or many other factors.
One will, of course, have favored places--like
a number of bends on a number of waters, and these must be given special
attention--even sit hunted for a spell. Woodies move for many reasons.
If wood ducks see you, or otherwise detect your
presence, and simply swim away in one direction or another, don’t try to
catch them. Move in a wide circle away from the creek and slip back within
shooting range of the water. The ducks may come to you if you are well
hidden. Move cautiously, but as fast as possible. There may be other ducks
When bank stalking, keep your eyes on the banks
as much as possible. There may be birds feeding on acorns and many other
seeds. Generally, though the water is most important as wood duck haunts.
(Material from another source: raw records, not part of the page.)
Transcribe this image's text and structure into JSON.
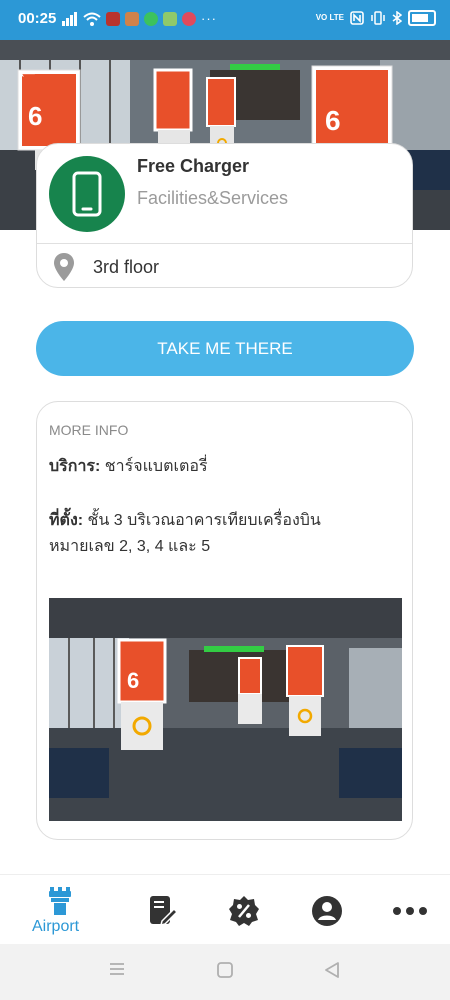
{
  "status_bar": {
    "time": "00:25",
    "left_icons": [
      "signal-icon",
      "wifi-icon",
      "app-icon",
      "app-icon",
      "whatsapp-icon",
      "app-icon",
      "app-icon"
    ],
    "more": "···",
    "right": {
      "volte": "VO LTE",
      "icons": [
        "nfc-icon",
        "vibrate-icon",
        "bluetooth-icon",
        "battery-icon"
      ]
    }
  },
  "hero": {
    "back_icon": "back-arrow-icon"
  },
  "facility": {
    "title": "Free Charger",
    "category": "Facilities&Services",
    "icon": "phone-icon",
    "location_icon": "map-pin-icon",
    "location": "3rd floor"
  },
  "actions": {
    "take_me_there": "TAKE ME THERE"
  },
  "more_info": {
    "label": "MORE INFO",
    "service_label": "บริการ:",
    "service_value": "ชาร์จแบตเตอรี่",
    "location_label": "ที่ตั้ง:",
    "location_value": "ชั้น 3 บริเวณอาคารเทียบเครื่องบิน",
    "location_value_2": "หมายเลข 2, 3, 4 และ 5"
  },
  "bottom_nav": {
    "items": [
      {
        "label": "Airport",
        "icon": "airport-tower-icon",
        "active": true
      },
      {
        "label": "",
        "icon": "notes-icon",
        "active": false
      },
      {
        "label": "",
        "icon": "discount-badge-icon",
        "active": false
      },
      {
        "label": "",
        "icon": "profile-icon",
        "active": false
      },
      {
        "label": "",
        "icon": "more-dots-icon",
        "active": false
      }
    ]
  },
  "system_nav": {
    "icons": [
      "recents-icon",
      "home-icon",
      "back-icon"
    ]
  },
  "colors": {
    "status_bar": "#2c98d6",
    "accent": "#4bb5e8",
    "facility_icon_bg": "#17844d",
    "active_nav": "#2c98d6",
    "inactive_nav": "#333333"
  }
}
But one must still be cognizant of the banks, driftwood collections, logs
and other form of natural cover found in streams. It is well to remember
to give such spots plenty of time to produce when you are in shooting distance
because woodies--like some other birds and animals--at times take some
time to flee, even though they have been aware of your presence. While
you are waiting for the possible explosion be alert and ready to fire.
I use several scatterguns for jump shooting woodies
and squirrels, but it is important to have a hard-shooting gun and strong
ammunition. I often load with three-inch magnum shells in a full choke
gun. Gauge is inconsequential, but the smaller the stream, the smaller
the gauge is a good rule of thumb. Twenty gauge is lighter--you got to
carry it--but 12 gauge will add to killing range. Either will handle squirrels.
At this point I must say, to stay within the law,
non-toxic shot must be used. I must also say non-toxic shot are not the
best load for squirrels, but they must be used if waterfowl are hunted
because of stupid federal regulations. We bow to them. Lead shot fired
on streams and rivers would not be a threat to waterfowl, and they are
the very direct cause of much crippling of squirrels. This comes from one
who has without doubt crippled and lost many squirrels, and it makes me
sad to think I do it.
Hunting slowly will assure plenty of opportunities
to bag both squirrels and wood ducks if the birds are using the waters
Hunting a small stream or river will necessitate
moving from one bank to the other. On larger rivers this probably will
be no problem for a boat. Moving from one bank to the other can be a problem
on small streams, but nature helps solve the problem by felling trees across
streams (even rivers . . . natural bridges). Boots and socks--even trousers--can
be removed to cross at riffles and other shallow waters.
In addition to ducks and squirrels, I often find
hickory jacks (pleurotus ostreatus), a wonderful fall mushroom,
on driftwood collections and other woods. For harvesting these my hunting
coat always carries a bread sack or two.
There are, of course many other natural wonders
to encounter for just viewing or harvesting and many of them will be found
on streams and rivers . . . on a duck . . . er-r-r . . . squirrel hunt.
For example, a few years back I was on the middle
fork of Salt Creek near the town of Kurtz in Jackson County. It was a very
warm, bright day and I had gone to a cornfield to hot foot it back to my
car for lunch . . . with no ducks or squirrels for the pot.
While walking swiftly down the first row of corn,
I noticed what appeared to be a fog bank 10 or 15 feet above the earth
But I asked myself, “What would a fog bank be
doing out there on the hot, bright day.”
Arriving close hand at the scene, I discovered
a vine and fluffy seedpods I never before had seen or heard of . . . anywhere
or from anybody. It turned out to be virgin’s bower, a rare member of the
buttercup family (Clematis virginiana) climbing in ash saplings.
It made my lack of ducks and squirrels totally inconsequential.
My peanut butter-jelly sandwich never tasted so
good, and I appear to be the lone Hoosier who has viewed the plant.
It’s that time of year . . . almost!
Click on thumbnail
image for enlarged view.
is the seedpod of virgin’s-bower. A cluster of seedpods on a vine in small
ash trees left the appearance of ground fog on a hot, sunny day.
wood duck is one of our most beautiful, as well as best eating, ducks.
shot tells the story of a wood duck-squirrel outing. My model 1100 supports
ducks and squirrels.